Instructions to follow | Among the records, how many lines contain "title"? Only the number is needed.

################

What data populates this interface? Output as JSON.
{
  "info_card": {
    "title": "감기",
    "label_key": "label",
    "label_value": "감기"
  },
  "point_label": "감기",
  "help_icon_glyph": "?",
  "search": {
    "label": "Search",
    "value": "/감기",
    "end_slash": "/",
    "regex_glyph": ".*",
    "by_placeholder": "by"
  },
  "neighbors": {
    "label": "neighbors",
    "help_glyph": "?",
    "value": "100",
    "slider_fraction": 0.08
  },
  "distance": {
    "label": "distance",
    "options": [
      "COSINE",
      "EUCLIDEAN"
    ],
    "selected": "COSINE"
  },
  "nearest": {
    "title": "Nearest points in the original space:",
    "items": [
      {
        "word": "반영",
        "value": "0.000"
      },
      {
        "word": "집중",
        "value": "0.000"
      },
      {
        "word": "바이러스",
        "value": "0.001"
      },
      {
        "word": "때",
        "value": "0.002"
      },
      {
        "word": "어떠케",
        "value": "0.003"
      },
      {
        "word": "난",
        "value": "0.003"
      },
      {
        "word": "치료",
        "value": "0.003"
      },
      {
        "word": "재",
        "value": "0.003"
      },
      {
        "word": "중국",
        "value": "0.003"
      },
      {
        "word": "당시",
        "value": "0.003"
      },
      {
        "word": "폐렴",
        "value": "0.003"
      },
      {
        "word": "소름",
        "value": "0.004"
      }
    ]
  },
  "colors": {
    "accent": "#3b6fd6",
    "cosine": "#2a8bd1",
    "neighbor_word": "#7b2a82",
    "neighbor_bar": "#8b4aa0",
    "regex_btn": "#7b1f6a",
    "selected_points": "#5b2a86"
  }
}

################

Expected output | 2